>>>>>

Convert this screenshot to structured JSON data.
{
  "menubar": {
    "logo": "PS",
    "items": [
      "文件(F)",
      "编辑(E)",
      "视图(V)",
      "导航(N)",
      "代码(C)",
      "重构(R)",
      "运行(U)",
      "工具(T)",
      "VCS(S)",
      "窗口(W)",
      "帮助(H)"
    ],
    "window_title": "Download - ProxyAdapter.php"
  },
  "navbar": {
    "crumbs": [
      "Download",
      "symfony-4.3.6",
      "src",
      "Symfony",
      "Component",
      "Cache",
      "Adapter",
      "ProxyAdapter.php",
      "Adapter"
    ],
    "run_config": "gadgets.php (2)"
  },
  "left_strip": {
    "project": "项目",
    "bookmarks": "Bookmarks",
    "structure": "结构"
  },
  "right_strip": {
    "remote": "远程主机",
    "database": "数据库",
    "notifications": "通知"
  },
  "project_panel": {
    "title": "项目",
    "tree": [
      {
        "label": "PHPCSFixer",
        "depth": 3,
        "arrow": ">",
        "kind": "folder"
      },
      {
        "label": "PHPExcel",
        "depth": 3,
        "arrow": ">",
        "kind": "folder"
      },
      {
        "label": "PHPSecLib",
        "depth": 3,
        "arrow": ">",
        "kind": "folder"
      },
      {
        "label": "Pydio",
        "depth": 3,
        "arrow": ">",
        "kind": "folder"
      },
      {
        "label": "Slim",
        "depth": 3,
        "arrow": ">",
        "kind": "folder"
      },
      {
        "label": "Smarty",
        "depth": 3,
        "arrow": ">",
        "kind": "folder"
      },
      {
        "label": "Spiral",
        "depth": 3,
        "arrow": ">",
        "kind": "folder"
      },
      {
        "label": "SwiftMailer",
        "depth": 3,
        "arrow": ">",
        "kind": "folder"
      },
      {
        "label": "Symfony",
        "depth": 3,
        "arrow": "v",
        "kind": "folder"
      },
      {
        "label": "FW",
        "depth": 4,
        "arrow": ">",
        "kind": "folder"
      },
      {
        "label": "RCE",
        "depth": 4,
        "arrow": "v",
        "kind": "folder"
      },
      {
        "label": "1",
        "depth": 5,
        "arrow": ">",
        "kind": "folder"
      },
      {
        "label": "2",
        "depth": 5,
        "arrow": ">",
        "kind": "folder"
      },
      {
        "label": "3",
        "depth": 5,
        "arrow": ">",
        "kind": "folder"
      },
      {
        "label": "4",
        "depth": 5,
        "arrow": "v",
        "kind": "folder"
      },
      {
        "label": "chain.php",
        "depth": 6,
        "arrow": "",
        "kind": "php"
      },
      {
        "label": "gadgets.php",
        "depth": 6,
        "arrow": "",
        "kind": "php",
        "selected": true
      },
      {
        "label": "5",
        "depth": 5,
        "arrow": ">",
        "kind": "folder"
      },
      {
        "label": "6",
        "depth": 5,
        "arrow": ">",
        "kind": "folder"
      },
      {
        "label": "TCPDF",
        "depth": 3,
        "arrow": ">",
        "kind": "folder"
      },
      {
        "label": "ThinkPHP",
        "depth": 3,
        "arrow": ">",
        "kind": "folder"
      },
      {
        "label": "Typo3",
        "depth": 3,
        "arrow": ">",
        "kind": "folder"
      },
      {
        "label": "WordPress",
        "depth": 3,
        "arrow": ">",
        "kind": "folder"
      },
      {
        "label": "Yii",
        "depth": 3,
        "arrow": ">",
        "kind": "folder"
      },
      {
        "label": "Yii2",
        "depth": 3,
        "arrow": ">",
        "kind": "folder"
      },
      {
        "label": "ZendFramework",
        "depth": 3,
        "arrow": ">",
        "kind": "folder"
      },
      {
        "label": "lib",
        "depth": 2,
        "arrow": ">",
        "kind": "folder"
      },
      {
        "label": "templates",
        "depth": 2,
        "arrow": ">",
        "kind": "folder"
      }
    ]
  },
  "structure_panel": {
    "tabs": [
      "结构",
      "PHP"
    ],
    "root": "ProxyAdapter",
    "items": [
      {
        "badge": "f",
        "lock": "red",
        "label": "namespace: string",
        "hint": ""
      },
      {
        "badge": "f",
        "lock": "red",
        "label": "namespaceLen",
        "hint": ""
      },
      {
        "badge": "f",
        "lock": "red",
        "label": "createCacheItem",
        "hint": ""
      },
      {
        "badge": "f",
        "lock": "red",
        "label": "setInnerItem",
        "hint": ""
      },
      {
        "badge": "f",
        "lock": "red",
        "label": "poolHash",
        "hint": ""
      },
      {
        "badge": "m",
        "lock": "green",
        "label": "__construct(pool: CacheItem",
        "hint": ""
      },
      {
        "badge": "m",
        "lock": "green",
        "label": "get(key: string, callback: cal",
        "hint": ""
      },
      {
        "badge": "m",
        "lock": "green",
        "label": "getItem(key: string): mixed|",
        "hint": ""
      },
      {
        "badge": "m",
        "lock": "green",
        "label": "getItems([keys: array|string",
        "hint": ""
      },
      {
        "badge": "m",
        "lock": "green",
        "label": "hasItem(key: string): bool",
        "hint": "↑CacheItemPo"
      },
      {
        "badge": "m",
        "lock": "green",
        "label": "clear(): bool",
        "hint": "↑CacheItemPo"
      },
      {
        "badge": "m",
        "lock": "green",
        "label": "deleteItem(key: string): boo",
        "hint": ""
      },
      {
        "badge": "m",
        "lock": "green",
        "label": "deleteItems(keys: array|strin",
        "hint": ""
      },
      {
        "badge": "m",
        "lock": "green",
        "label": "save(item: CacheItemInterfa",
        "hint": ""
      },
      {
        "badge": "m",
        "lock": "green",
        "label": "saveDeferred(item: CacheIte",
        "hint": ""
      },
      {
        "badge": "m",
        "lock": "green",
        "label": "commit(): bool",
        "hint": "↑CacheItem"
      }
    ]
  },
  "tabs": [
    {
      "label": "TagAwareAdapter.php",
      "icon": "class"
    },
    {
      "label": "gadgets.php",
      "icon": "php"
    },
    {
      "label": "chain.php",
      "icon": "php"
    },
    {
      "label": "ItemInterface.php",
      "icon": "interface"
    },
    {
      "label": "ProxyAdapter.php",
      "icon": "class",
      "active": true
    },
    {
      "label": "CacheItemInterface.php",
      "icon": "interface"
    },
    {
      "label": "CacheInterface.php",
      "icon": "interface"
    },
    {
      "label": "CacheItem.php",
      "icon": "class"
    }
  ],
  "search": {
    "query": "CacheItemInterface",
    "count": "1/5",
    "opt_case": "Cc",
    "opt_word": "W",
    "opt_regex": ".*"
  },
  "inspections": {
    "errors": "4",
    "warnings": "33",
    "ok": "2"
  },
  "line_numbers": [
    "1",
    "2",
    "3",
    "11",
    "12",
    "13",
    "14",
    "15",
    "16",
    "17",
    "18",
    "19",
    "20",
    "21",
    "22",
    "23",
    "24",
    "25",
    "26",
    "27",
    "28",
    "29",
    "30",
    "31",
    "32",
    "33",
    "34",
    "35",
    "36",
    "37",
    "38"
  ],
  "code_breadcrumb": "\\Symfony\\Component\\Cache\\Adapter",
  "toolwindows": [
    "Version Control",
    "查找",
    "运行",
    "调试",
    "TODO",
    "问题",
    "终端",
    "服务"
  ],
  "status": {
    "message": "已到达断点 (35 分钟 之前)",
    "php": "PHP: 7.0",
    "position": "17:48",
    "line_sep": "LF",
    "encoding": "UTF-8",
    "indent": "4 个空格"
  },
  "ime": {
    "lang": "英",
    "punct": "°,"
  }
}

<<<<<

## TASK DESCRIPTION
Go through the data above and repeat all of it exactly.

## RESULT OF THE EXERCISE
Convert this screenshot to structured JSON data.
{
  "menubar": {
    "logo": "PS",
    "items": [
      "文件(F)",
      "编辑(E)",
      "视图(V)",
      "导航(N)",
      "代码(C)",
      "重构(R)",
      "运行(U)",
      "工具(T)",
      "VCS(S)",
      "窗口(W)",
      "帮助(H)"
    ],
    "window_title": "Download - ProxyAdapter.php"
  },
  "navbar": {
    "crumbs": [
      "Download",
      "symfony-4.3.6",
      "src",
      "Symfony",
      "Component",
      "Cache",
      "Adapter",
      "ProxyAdapter.php",
      "Adapter"
    ],
    "run_config": "gadgets.php (2)"
  },
  "left_strip": {
    "project": "项目",
    "bookmarks": "Bookmarks",
    "structure": "结构"
  },
  "right_strip": {
    "remote": "远程主机",
    "database": "数据库",
    "notifications": "通知"
  },
  "project_panel": {
    "title": "项目",
    "tree": [
      {
        "label": "PHPCSFixer",
        "depth": 3,
        "arrow": ">",
        "kind": "folder"
      },
      {
        "label": "PHPExcel",
        "depth": 3,
        "arrow": ">",
        "kind": "folder"
      },
      {
        "label": "PHPSecLib",
        "depth": 3,
        "arrow": ">",
        "kind": "folder"
      },
      {
        "label": "Pydio",
        "depth": 3,
        "arrow": ">",
        "kind": "folder"
      },
      {
        "label": "Slim",
        "depth": 3,
        "arrow": ">",
        "kind": "folder"
      },
      {
        "label": "Smarty",
        "depth": 3,
        "arrow": ">",
        "kind": "folder"
      },
      {
        "label": "Spiral",
        "depth": 3,
        "arrow": ">",
        "kind": "folder"
      },
      {
        "label": "SwiftMailer",
        "depth": 3,
        "arrow": ">",
        "kind": "folder"
      },
      {
        "label": "Symfony",
        "depth": 3,
        "arrow": "v",
        "kind": "folder"
      },
      {
        "label": "FW",
        "depth": 4,
        "arrow": ">",
        "kind": "folder"
      },
      {
        "label": "RCE",
        "depth": 4,
        "arrow": "v",
        "kind": "folder"
      },
      {
        "label": "1",
        "depth": 5,
        "arrow": ">",
        "kind": "folder"
      },
      {
        "label": "2",
        "depth": 5,
        "arrow": ">",
        "kind": "folder"
      },
      {
        "label": "3",
        "depth": 5,
        "arrow": ">",
        "kind": "folder"
      },
      {
        "label": "4",
        "depth": 5,
        "arrow": "v",
        "kind": "folder"
      },
      {
        "label": "chain.php",
        "depth": 6,
        "arrow": "",
        "kind": "php"
      },
      {
        "label": "gadgets.php",
        "depth": 6,
        "arrow": "",
        "kind": "php",
        "selected": true
      },
      {
        "label": "5",
        "depth": 5,
        "arrow": ">",
        "kind": "folder"
      },
      {
        "label": "6",
        "depth": 5,
        "arrow": ">",
        "kind": "folder"
      },
      {
        "label": "TCPDF",
        "depth": 3,
        "arrow": ">",
        "kind": "folder"
      },
      {
        "label": "ThinkPHP",
        "depth": 3,
        "arrow": ">",
        "kind": "folder"
      },
      {
        "label": "Typo3",
        "depth": 3,
        "arrow": ">",
        "kind": "folder"
      },
      {
        "label": "WordPress",
        "depth": 3,
        "arrow": ">",
        "kind": "folder"
      },
      {
        "label": "Yii",
        "depth": 3,
        "arrow": ">",
        "kind": "folder"
      },
      {
        "label": "Yii2",
        "depth": 3,
        "arrow": ">",
        "kind": "folder"
      },
      {
        "label": "ZendFramework",
        "depth": 3,
        "arrow": ">",
        "kind": "folder"
      },
      {
        "label": "lib",
        "depth": 2,
        "arrow": ">",
        "kind": "folder"
      },
      {
        "label": "templates",
        "depth": 2,
        "arrow": ">",
        "kind": "folder"
      }
    ]
  },
  "structure_panel": {
    "tabs": [
      "结构",
      "PHP"
    ],
    "root": "ProxyAdapter",
    "items": [
      {
        "badge": "f",
        "lock": "red",
        "label": "namespace: string",
        "hint": ""
      },
      {
        "badge": "f",
        "lock": "red",
        "label": "namespaceLen",
        "hint": ""
      },
      {
        "badge": "f",
        "lock": "red",
        "label": "createCacheItem",
        "hint": ""
      },
      {
        "badge": "f",
        "lock": "red",
        "label": "setInnerItem",
        "hint": ""
      },
      {
        "badge": "f",
        "lock": "red",
        "label": "poolHash",
        "hint": ""
      },
      {
        "badge": "m",
        "lock": "green",
        "label": "__construct(pool: CacheItem",
        "hint": ""
      },
      {
        "badge": "m",
        "lock": "green",
        "label": "get(key: string, callback: cal",
        "hint": ""
      },
      {
        "badge": "m",
        "lock": "green",
        "label": "getItem(key: string): mixed|",
        "hint": ""
      },
      {
        "badge": "m",
        "lock": "green",
        "label": "getItems([keys: array|string",
        "hint": ""
      },
      {
        "badge": "m",
        "lock": "green",
        "label": "hasItem(key: string): bool",
        "hint": "↑CacheItemPo"
      },
      {
        "badge": "m",
        "lock": "green",
        "label": "clear(): bool",
        "hint": "↑CacheItemPo"
      },
      {
        "badge": "m",
        "lock": "green",
        "label": "deleteItem(key: string): boo",
        "hint": ""
      },
      {
        "badge": "m",
        "lock": "green",
        "label": "deleteItems(keys: array|strin",
        "hint": ""
      },
      {
        "badge": "m",
        "lock": "green",
        "label": "save(item: CacheItemInterfa",
        "hint": ""
      },
      {
        "badge": "m",
        "lock": "green",
        "label": "saveDeferred(item: CacheIte",
        "hint": ""
      },
      {
        "badge": "m",
        "lock": "green",
        "label": "commit(): bool",
        "hint": "↑CacheItem"
      }
    ]
  },
  "tabs": [
    {
      "label": "TagAwareAdapter.php",
      "icon": "class"
    },
    {
      "label": "gadgets.php",
      "icon": "php"
    },
    {
      "label": "chain.php",
      "icon": "php"
    },
    {
      "label": "ItemInterface.php",
      "icon": "interface"
    },
    {
      "label": "ProxyAdapter.php",
      "icon": "class",
      "active": true
    },
    {
      "label": "CacheItemInterface.php",
      "icon": "interface"
    },
    {
      "label": "CacheInterface.php",
      "icon": "interface"
    },
    {
      "label": "CacheItem.php",
      "icon": "class"
    }
  ],
  "search": {
    "query": "CacheItemInterface",
    "count": "1/5",
    "opt_case": "Cc",
    "opt_word": "W",
    "opt_regex": ".*"
  },
  "inspections": {
    "errors": "4",
    "warnings": "33",
    "ok": "2"
  },
  "line_numbers": [
    "1",
    "2",
    "3",
    "11",
    "12",
    "13",
    "14",
    "15",
    "16",
    "17",
    "18",
    "19",
    "20",
    "21",
    "22",
    "23",
    "24",
    "25",
    "26",
    "27",
    "28",
    "29",
    "30",
    "31",
    "32",
    "33",
    "34",
    "35",
    "36",
    "37",
    "38"
  ],
  "code_breadcrumb": "\\Symfony\\Component\\Cache\\Adapter",
  "toolwindows": [
    "Version Control",
    "查找",
    "运行",
    "调试",
    "TODO",
    "问题",
    "终端",
    "服务"
  ],
  "status": {
    "message": "已到达断点 (35 分钟 之前)",
    "php": "PHP: 7.0",
    "position": "17:48",
    "line_sep": "LF",
    "encoding": "UTF-8",
    "indent": "4 个空格"
  },
  "ime": {
    "lang": "英",
    "punct": "°,"
  }
}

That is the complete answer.